Education Secretary Arne Duncan speaks during an "Ask, Listen, Learn: Kids And Alcohol Don't Mix" Event at Arlington Science Focus Elementary School on April 20, 2010 in Arlington, Virginia. Secretary Duncan joins host Neal Conan and a studio audience of students and teachers in today's second hour. Kris Connor/Getty Images
Chasing The Recovery
The U.S. economy officially climbed out of recession two years ago this month, but many Americans still aren't feeling any recovery. The unemployment rate ticked up last month, the Dow continued a six-week slide last week and house prices have dropped to their lowest levels since the bubble burst. In spite of — or because of — the lousy economy, many business owners, hiring managers, workers and others are making important decisions about the future of their businesses and lives. Host Neal Conan speaks with New York Times' economics writer, David Leonhardt, about what's at stake in this economy.
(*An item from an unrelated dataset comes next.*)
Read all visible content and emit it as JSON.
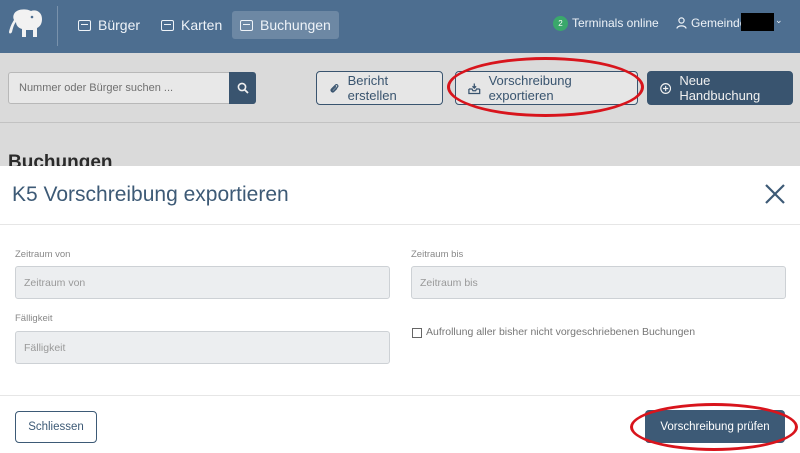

The Opinion Page
Syrian troops on Sunday attacked mutinous soldiers and other anti-government fighters with helicopters, tanks and heavy gunfire and regained control of a restive northwestern town. By some counts, more than 1,000 Syrians have died across the country since the government crackdown began, and some 10,000 others have been detained. Fouad Ajami, a senior fellow at the Hoover Institution, says Syria's brutal regime has now lost its false mask of moderation, and while the U.S. and others are beginning to apply more pressure, it may be too little, too late. Ajami joins host Neal Conan on the Opinion Page about his Wall Street Journal op-ed, Syria: Where Massacre Is a Family Tradition.
Secretary of Education Arne Duncan announced that he is prepared to bypass Congress and relax elements of the No Child Left Behind law if lawmakers do not rewrite the law before the start of the next school year. If the 2002 law, is not changed, 82 percent of U.S. schools could be labeled failures and face penalties. Secretary Duncan's "plan B" would waive some test score requirements and give schools more flexibility on how to spend federal dollars. As the school year draws to a close, Secretary Duncan returns for a conversation with host Neal Conan, and to answer questions from students, teachers and parents about changes in public education, the "No Child Left Behind" law and how to improve schools in the midst of widespread budget cuts.